Honeybees solve a multi-comparison ranking task by probability matching

HaDi MaBouDi, James A. R. Marshall, Andrew B. Barron*

*Corresponding author for this work

    Research output: Contribution to journalArticlepeer-review

    3 Citations (Scopus)


    Honeybees forage on diverse flowers which vary in the amount and type of rewards they offer, and bees are challenged with maximizing the resources they gather for their colony. That bees are effective foragers is clear, but how bees solve this type of complex multi-choice task is unknown. Here, we set bees a five-comparison choice task in which five colours differed in their probability of offering reward and punishment. The colours were ranked such that high ranked colours were more likely to offer reward, and the ranking was unambiguous. Bees' choices in unrewarded tests matched their individual experiences of reward and punishment of each colour, indicating bees solved this test not by comparing or ranking colours but by basing their colour choices on their history of reinforcement for each colour. Computational modelling suggests a structure like the honeybee mushroom body with reinforcement-related plasticity at both input and output can be sufficient for this cognitive strategy. We discuss how probability matching enables effective choices to be made without a need to compare any stimuli directly, and the use and limitations of this simple cognitive strategy for foraging animals.

    Original languageEnglish
    Article number20201525
    Pages (from-to)1-9
    Number of pages9
    JournalProceedings. Biological sciences
    Issue number1934
    Publication statusPublished - 9 Sep 2020


    • colour learning
    • ecological rationality
    • multi-armed bandit task
    • mushroom body
    • probability matching
    • reinforcement learning

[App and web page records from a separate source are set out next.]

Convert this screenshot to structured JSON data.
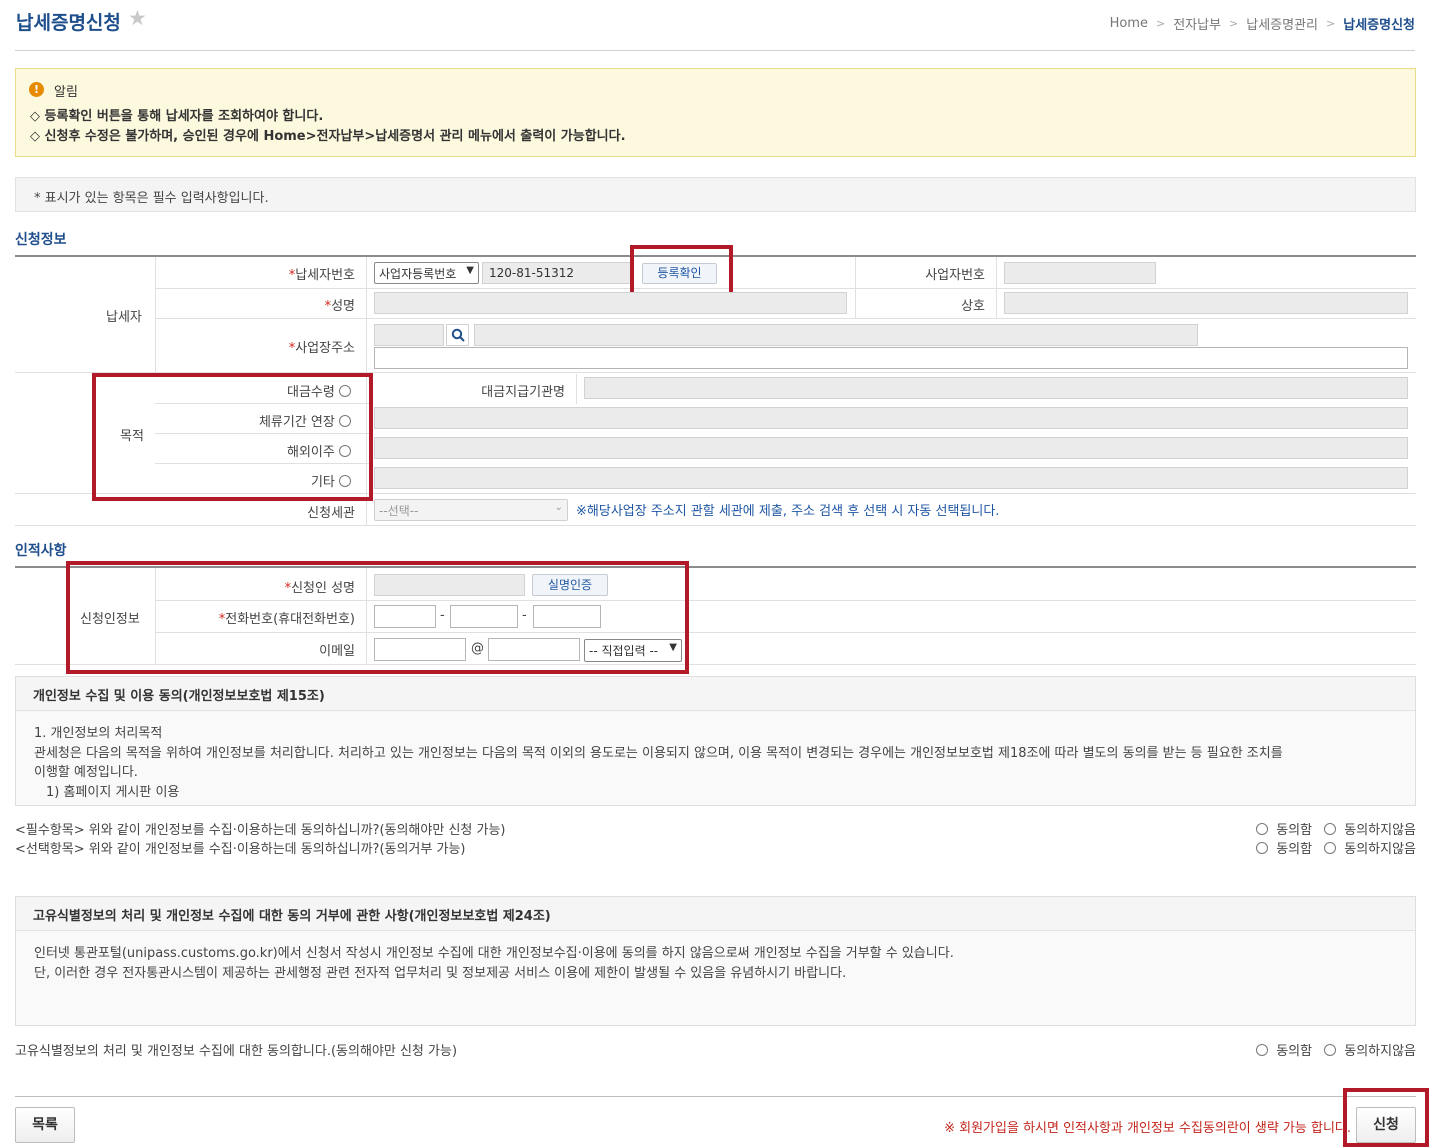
{
  "header": {
    "title": "납세증명신청",
    "star": "★",
    "breadcrumb": [
      "Home",
      "전자납부",
      "납세증명관리",
      "납세증명신청"
    ],
    "sep": ">"
  },
  "notice": {
    "icon": "!",
    "title": "알림",
    "lines": [
      "◇ 등록확인 버튼을 통해 납세자를 조회하여야 합니다.",
      "◇ 신청후 수정은 불가하며, 승인된 경우에 Home>전자납부>납세증명서 관리 메뉴에서 출력이 가능합니다."
    ]
  },
  "required_note": "* 표시가 있는 항목은 필수 입력사항입니다.",
  "application": {
    "section_title": "신청정보",
    "taxpayer_group": "납세자",
    "req_mark": "*",
    "taxpayer_no_label": "납세자번호",
    "id_type": "사업자등록번호",
    "taxpayer_no_value": "120-81-51312",
    "check_button": "등록확인",
    "biz_no_label": "사업자번호",
    "name_label": "성명",
    "company_label": "상호",
    "address_label": "사업장주소",
    "purpose_group": "목적",
    "purposes": [
      "대금수령",
      "체류기간 연장",
      "해외이주",
      "기타"
    ],
    "payer_org_label": "대금지급기관명",
    "customs_label": "신청세관",
    "customs_select": "--선택--",
    "customs_hint": "※해당사업장 주소지 관할 세관에 제출, 주소 검색 후 선택 시 자동 선택됩니다."
  },
  "personal": {
    "section_title": "인적사항",
    "group": "신청인정보",
    "name_label": "신청인 성명",
    "verify_button": "실명인증",
    "phone_label": "전화번호(휴대전화번호)",
    "dash": "-",
    "email_label": "이메일",
    "at": "@",
    "domain_select": "-- 직접입력 --"
  },
  "consent1": {
    "title": "개인정보 수집 및 이용 동의(개인정보보호법 제15조)",
    "lines": [
      "1. 개인정보의 처리목적",
      "관세청은 다음의 목적을 위하여 개인정보를 처리합니다. 처리하고 있는 개인정보는 다음의 목적 이외의 용도로는 이용되지 않으며, 이용 목적이 변경되는 경우에는 개인정보보호법 제18조에 따라 별도의 동의를 받는 등 필요한 조치를",
      "이행할 예정입니다.",
      "1) 홈페이지 게시판 이용"
    ],
    "q_required": "<필수항목> 위와 같이 개인정보를 수집·이용하는데 동의하십니까?(동의해야만 신청 가능)",
    "q_optional": "<선택항목> 위와 같이 개인정보를 수집·이용하는데 동의하십니까?(동의거부 가능)"
  },
  "consent2": {
    "title": "고유식별정보의 처리 및 개인정보 수집에 대한 동의 거부에 관한 사항(개인정보보호법 제24조)",
    "lines": [
      "인터넷 통관포털(unipass.customs.go.kr)에서 신청서 작성시 개인정보 수집에 대한 개인정보수집·이용에 동의를 하지 않음으로써 개인정보 수집을 거부할 수 있습니다.",
      "단, 이러한 경우 전자통관시스템이 제공하는 관세행정 관련 전자적 업무처리 및 정보제공 서비스 이용에 제한이 발생될 수 있음을 유념하시기 바랍니다."
    ],
    "question": "고유식별정보의 처리 및 개인정보 수집에 대한 동의합니다.(동의해야만 신청 가능)"
  },
  "options": {
    "agree": "동의함",
    "disagree": "동의하지않음"
  },
  "footer": {
    "list_button": "목록",
    "note": "※ 회원가입을 하시면 인적사항과 개인정보 수집동의란이 생략 가능 합니다.",
    "apply_button": "신청"
  },
  "colors": {
    "title": "#1f4e8c",
    "highlight": "#b21a2a",
    "notice_bg": "#fdf9df"
  }
}
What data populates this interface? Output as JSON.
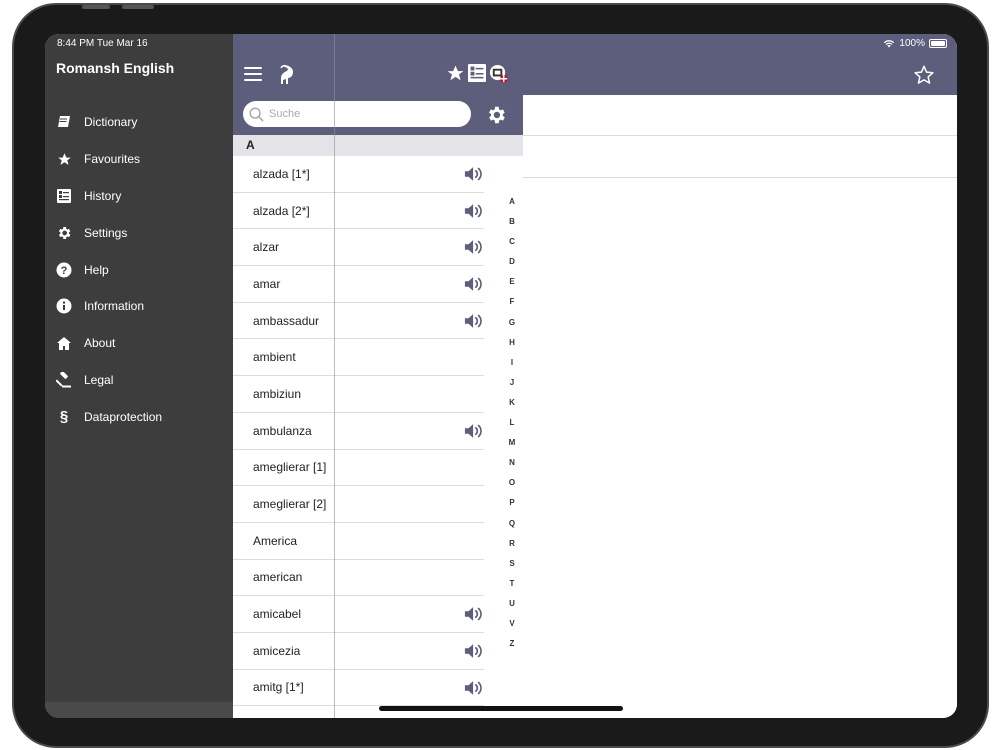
{
  "status": {
    "time": "8:44 PM  Tue Mar 16",
    "battery": "100%"
  },
  "app": {
    "title": "Romansh English"
  },
  "sidebar": {
    "items": [
      {
        "label": "Dictionary",
        "icon": "book-icon"
      },
      {
        "label": "Favourites",
        "icon": "star-icon"
      },
      {
        "label": "History",
        "icon": "history-icon"
      },
      {
        "label": "Settings",
        "icon": "gear-icon"
      },
      {
        "label": "Help",
        "icon": "question-icon"
      },
      {
        "label": "Information",
        "icon": "info-icon"
      },
      {
        "label": "About",
        "icon": "home-icon"
      },
      {
        "label": "Legal",
        "icon": "gavel-icon"
      },
      {
        "label": "Dataprotection",
        "icon": "section-icon"
      }
    ]
  },
  "search": {
    "placeholder": "Suche"
  },
  "list": {
    "section": "A",
    "rows": [
      {
        "label": "alzada [1*]",
        "audio": true
      },
      {
        "label": "alzada [2*]",
        "audio": true
      },
      {
        "label": "alzar",
        "audio": true
      },
      {
        "label": "amar",
        "audio": true
      },
      {
        "label": "ambassadur",
        "audio": true
      },
      {
        "label": "ambient",
        "audio": false
      },
      {
        "label": "ambiziun",
        "audio": false
      },
      {
        "label": "ambulanza",
        "audio": true
      },
      {
        "label": "ameglierar [1]",
        "audio": false
      },
      {
        "label": "ameglierar [2]",
        "audio": false
      },
      {
        "label": "America",
        "audio": false
      },
      {
        "label": "american",
        "audio": false
      },
      {
        "label": "amicabel",
        "audio": true
      },
      {
        "label": "amicezia",
        "audio": true
      },
      {
        "label": "amitg [1*]",
        "audio": true
      }
    ]
  },
  "index": [
    "A",
    "B",
    "C",
    "D",
    "E",
    "F",
    "G",
    "H",
    "I",
    "J",
    "K",
    "L",
    "M",
    "N",
    "O",
    "P",
    "Q",
    "R",
    "S",
    "T",
    "U",
    "V",
    "Z"
  ],
  "colors": {
    "header": "#5c5e7c",
    "sidebar": "#3d3d3d",
    "accent": "#5c5e7c"
  }
}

    Dive into the research topics of 'Honeybees solve a multi-comparison ranking task by probability matching'. Together they form a unique fingerprint.

    Cite this